--- RECORD SET Enclosed Below ---
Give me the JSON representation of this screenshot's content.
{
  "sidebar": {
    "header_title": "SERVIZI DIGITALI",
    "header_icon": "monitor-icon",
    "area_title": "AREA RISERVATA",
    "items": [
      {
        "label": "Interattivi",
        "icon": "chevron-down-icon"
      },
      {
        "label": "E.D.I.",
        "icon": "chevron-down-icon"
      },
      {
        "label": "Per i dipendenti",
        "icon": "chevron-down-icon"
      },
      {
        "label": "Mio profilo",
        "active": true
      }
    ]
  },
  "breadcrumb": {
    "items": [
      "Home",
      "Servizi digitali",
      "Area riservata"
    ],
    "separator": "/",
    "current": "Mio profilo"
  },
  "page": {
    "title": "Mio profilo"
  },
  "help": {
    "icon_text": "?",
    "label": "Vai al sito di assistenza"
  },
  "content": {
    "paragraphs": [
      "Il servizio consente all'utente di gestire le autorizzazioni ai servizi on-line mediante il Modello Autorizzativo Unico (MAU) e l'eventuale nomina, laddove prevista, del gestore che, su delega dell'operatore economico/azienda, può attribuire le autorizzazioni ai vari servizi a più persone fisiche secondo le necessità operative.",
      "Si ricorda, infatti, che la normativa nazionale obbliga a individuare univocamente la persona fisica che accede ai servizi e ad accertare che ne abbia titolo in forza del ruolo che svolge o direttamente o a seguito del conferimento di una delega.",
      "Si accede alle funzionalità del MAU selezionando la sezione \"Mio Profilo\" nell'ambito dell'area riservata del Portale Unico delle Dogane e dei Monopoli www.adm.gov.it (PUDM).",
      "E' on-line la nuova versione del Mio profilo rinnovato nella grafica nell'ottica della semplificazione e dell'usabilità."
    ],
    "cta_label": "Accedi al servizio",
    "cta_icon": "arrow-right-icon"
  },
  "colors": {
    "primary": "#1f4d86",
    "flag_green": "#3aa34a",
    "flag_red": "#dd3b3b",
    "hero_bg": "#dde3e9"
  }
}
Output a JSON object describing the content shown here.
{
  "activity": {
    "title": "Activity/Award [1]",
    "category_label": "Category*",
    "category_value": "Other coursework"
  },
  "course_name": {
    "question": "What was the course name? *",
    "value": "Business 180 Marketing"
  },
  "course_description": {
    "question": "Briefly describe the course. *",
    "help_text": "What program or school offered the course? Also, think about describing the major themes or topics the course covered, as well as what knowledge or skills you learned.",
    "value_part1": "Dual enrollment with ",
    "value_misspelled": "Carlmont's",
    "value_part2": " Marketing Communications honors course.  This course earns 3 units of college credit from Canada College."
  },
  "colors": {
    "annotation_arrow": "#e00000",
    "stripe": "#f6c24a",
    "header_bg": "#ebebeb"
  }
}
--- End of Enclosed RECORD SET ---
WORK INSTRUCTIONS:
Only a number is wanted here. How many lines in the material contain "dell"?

TASK OUTPUT:
3